  • a copy of any related correspondence to the veteran, and any responses provided by the veteran;

  • whether the veteran has, or intends seeking, legal advice or the support of an ex-service organisation; and

  • contact officer details.

Criteria for assessment of media-sensitive cases

The assessment of whether an income support overpayment case, or a

non-eligibility case, are sufficiently sensitive to warrant referral to National Office should include, but not be limited to, the following factors:

  • the age and the health of the veteran;

  • the monetary amount of the overpayment and the length of time over which it accrued.  Overpayments which exceed $10,000 or which have accrued over a period of several years should be very carefully assessed.  It is expected that overpayments in this category would be referred, unless there are other known factors that diminish the sensitivity of the case.  These might include any existing communication, or agreement, with the veteran regarding the cause of, and repayment, of the overpaid amount;

  • the cause of the overpayment, and the strength of any evidence which suggests that the overpayment arose through fraudulent behaviour;

  • where the reason(s) for determining that a veteran is not eligible for a pension or benefit have been disputed by the veteran, or where the evidence for the decision is unclear or is open to different interpretation; and

  • whether the veteran has contacted any external party in relation to his/her case.  External parties would include any media group, an ex-service organisation, a legal representative, or a Member of Parliament.

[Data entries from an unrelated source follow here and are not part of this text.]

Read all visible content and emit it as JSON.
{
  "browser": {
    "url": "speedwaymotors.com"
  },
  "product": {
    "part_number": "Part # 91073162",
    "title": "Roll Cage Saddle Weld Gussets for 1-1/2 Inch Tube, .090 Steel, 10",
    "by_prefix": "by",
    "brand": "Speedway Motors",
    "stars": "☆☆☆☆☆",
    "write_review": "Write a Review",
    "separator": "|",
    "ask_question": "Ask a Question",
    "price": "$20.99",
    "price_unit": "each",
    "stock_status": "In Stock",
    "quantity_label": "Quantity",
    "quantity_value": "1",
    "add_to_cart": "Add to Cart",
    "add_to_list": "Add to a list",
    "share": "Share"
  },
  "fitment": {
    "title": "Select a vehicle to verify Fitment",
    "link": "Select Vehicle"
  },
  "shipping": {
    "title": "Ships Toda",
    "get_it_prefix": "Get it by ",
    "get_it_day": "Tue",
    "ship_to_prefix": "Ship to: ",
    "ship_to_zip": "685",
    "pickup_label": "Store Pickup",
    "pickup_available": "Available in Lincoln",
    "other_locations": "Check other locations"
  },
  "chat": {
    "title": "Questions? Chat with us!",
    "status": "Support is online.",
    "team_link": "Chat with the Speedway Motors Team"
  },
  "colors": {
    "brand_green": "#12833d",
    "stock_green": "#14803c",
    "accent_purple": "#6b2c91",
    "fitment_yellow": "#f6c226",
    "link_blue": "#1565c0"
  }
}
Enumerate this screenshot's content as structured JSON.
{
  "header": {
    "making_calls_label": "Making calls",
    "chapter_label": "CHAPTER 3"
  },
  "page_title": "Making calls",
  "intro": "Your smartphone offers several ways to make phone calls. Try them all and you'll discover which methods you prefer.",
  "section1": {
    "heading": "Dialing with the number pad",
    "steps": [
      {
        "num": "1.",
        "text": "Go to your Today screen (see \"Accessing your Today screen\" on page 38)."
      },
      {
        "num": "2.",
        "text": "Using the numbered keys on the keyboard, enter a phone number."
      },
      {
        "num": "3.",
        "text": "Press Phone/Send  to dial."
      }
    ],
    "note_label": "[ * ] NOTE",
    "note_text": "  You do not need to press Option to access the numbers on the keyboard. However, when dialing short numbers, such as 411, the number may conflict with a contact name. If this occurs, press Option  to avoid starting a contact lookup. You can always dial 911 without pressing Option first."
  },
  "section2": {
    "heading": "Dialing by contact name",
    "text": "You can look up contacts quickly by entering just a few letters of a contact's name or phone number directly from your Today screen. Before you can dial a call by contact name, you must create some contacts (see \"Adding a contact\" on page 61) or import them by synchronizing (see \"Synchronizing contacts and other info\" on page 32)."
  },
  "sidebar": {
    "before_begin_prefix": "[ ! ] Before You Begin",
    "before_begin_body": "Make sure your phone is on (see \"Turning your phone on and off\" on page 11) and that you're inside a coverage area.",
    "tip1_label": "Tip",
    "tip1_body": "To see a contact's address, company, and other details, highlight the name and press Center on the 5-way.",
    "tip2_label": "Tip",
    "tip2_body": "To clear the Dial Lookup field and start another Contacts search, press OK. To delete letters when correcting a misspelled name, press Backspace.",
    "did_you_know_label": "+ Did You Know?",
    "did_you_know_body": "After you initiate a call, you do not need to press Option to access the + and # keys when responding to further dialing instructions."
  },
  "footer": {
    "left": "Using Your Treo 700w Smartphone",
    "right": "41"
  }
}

The assessment of whether cases are of sufficient sensitivity to be referred to National Office will require a considered judgment of all the relevant factors of the case.  In this regard, staff should have regard to the Department's Risk Management Policy, which acknowledges that all judgments involve some degree of risk.  A balance should be sought, between the risks associated with not taking action against possible fraudulent behaviour, against the costs of investigating and referring non-sensitive or marginal cases where the evidence of fraud is not persuasive.

Offer of counselling to veterans

Staff involved in overpayment recovery or fraud investigation should consider whether the apparent health status of the veteran warrants suggesting counselling to the veteran.

The Vietnam Veterans Counselling Service (VVCS) is a departmental resource available to veterans experiencing trauma, stress, alcohol abuse, relationship difficulty or mental health disorder.

The VVCS does not provide medico-legal reports, but the service offers assessment, counselling, referrals, group work and a variety of educational and lifestyle management programs.

Staff considering suggesting counselling to a veteran in a fraud or overpayment situation should be mindful, however, that there should be no connection between the suggestion of counselling and the continuation, or otherwise, of fraud action or overpayment recovery.  The role of the VVCS does not encompass the provision of advice or written reports to explain or to mitigate possible fraudulent activity.

Contact Officers

The contact officers in the Income Support Branch in respect of any enquiries in these matters are:

Jeanette Ricketts           Director                    02 6289 6085

Brian Butler                  Assistant Director    02 6289 6564


Branch Head


4 September 2002